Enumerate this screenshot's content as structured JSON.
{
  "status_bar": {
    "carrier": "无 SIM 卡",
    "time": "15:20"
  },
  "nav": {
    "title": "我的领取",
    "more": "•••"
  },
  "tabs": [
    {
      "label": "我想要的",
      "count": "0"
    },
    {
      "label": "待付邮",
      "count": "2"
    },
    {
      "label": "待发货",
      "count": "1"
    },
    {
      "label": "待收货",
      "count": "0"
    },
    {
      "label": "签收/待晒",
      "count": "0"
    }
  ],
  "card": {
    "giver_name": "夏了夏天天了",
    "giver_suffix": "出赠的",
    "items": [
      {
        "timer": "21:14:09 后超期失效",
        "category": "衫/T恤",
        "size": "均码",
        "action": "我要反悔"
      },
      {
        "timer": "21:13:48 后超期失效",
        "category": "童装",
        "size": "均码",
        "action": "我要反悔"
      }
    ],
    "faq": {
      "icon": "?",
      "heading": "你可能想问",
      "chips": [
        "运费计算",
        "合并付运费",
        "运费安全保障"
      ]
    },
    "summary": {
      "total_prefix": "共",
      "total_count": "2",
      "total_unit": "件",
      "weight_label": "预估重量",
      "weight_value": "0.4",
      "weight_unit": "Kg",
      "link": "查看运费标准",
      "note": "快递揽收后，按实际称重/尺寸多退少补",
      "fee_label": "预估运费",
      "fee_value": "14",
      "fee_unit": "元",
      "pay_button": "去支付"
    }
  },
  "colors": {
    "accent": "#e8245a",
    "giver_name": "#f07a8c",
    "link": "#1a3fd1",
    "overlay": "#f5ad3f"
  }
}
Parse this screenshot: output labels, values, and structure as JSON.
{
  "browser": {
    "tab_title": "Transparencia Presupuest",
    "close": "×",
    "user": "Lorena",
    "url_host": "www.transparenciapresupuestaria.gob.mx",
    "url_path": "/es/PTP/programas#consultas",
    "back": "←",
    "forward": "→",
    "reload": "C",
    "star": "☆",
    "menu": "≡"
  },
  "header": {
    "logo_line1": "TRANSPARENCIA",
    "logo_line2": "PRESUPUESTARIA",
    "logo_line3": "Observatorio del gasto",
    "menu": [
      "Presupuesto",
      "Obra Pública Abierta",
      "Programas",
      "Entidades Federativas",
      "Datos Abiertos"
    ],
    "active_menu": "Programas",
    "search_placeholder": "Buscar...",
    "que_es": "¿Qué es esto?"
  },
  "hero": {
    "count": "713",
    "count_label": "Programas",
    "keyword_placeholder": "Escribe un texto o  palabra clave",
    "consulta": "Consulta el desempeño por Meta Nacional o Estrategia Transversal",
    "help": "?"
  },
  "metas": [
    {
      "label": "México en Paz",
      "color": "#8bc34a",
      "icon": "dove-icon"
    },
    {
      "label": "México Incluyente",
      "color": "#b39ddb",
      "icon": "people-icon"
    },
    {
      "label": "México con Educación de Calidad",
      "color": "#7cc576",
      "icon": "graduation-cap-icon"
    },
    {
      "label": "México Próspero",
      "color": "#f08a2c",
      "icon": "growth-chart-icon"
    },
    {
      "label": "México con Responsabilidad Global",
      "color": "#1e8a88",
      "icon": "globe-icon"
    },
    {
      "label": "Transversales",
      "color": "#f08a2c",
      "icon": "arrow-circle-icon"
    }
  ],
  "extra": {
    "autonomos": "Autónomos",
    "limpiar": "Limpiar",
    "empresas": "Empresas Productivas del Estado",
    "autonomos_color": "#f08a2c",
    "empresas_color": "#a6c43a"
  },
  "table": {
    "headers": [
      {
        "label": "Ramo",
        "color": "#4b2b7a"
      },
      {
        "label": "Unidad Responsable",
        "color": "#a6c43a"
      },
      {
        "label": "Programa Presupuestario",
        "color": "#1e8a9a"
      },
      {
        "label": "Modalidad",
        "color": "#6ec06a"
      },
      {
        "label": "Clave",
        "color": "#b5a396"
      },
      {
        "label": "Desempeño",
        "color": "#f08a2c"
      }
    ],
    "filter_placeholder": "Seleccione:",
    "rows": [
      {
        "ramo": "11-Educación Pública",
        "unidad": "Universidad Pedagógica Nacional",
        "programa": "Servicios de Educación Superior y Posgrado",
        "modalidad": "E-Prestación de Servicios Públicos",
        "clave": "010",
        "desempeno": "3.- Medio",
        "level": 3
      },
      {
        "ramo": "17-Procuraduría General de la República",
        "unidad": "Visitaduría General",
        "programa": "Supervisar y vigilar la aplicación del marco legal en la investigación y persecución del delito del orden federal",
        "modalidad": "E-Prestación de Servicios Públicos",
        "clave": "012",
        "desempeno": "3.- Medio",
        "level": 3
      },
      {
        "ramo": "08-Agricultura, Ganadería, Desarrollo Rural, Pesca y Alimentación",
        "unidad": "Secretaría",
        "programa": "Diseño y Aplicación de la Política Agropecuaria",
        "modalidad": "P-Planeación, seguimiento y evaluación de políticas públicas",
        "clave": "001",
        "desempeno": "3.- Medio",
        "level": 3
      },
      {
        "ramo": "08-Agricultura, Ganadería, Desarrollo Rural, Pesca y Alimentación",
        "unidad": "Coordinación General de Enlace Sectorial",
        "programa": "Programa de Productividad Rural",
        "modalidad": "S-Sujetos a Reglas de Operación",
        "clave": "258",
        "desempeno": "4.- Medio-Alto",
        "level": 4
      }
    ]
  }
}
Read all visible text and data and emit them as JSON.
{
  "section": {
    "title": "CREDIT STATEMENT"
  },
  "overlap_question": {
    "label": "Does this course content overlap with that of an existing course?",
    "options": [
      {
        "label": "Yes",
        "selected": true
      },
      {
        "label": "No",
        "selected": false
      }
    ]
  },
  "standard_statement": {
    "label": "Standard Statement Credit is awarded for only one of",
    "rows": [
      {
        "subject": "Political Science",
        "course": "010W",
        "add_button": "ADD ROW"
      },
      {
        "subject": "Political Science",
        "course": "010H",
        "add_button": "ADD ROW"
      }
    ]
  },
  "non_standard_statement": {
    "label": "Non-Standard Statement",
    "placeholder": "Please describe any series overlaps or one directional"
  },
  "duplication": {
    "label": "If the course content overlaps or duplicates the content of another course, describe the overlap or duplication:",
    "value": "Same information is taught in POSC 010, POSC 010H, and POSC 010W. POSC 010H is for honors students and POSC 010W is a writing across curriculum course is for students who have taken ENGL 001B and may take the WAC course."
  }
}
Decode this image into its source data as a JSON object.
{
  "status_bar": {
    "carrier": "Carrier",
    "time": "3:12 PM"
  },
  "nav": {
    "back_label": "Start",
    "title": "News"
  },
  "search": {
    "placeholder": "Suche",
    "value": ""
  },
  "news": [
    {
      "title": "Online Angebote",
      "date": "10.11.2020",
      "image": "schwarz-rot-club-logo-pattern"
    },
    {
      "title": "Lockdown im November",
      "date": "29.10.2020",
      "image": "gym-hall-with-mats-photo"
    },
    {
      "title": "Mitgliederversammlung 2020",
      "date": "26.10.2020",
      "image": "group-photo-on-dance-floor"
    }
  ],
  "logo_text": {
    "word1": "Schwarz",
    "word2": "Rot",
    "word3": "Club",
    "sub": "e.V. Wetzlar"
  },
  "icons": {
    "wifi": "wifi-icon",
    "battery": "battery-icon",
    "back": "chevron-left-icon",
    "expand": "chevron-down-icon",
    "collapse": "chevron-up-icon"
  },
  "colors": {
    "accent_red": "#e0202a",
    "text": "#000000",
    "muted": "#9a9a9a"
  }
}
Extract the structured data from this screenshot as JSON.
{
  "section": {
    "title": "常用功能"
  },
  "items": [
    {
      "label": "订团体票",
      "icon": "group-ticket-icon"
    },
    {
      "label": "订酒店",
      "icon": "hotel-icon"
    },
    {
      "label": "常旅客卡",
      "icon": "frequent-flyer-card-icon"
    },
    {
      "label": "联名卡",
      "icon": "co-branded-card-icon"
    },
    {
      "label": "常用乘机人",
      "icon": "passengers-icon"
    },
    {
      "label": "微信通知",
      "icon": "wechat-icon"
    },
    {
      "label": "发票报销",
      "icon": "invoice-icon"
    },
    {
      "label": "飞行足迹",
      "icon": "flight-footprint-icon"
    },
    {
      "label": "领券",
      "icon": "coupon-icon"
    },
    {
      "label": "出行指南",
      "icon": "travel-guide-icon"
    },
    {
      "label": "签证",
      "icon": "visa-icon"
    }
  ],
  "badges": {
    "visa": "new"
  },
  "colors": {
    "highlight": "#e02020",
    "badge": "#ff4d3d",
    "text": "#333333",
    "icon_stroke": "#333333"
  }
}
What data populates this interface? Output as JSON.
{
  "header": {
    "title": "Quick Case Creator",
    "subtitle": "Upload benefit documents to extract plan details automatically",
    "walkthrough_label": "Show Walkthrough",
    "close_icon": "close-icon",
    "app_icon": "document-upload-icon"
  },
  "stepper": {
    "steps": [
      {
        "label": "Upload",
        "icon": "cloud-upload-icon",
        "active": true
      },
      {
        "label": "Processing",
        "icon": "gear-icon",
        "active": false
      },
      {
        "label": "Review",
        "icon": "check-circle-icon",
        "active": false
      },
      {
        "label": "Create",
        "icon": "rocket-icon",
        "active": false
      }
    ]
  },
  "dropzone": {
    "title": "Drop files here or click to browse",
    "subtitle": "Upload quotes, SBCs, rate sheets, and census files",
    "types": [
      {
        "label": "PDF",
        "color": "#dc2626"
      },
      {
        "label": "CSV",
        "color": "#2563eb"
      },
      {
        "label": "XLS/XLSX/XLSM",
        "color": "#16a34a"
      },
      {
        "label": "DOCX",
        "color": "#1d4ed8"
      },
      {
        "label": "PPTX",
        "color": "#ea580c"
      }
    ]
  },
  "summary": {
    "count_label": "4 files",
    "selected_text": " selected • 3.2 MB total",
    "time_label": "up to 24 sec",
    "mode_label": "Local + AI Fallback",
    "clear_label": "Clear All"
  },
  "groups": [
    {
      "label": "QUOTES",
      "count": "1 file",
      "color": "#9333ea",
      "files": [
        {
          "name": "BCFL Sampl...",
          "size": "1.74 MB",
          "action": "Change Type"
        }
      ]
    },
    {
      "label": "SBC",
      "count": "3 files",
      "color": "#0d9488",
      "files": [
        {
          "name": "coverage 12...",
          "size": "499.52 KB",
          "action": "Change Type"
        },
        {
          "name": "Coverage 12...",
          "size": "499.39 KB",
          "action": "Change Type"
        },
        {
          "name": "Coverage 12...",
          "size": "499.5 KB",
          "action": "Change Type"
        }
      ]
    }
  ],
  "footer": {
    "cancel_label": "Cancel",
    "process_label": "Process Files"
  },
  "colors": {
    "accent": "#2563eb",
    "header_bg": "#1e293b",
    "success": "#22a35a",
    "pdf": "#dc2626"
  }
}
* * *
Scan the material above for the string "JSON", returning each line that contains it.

(Your response):
Enumerate this screenshot's content as structured JSON.
Parse this screenshot: output labels, values, and structure as JSON.
Read all visible text and data and emit them as JSON.
Decode this image into its source data as a JSON object.
Extract the structured data from this screenshot as JSON.
What data populates this interface? Output as JSON.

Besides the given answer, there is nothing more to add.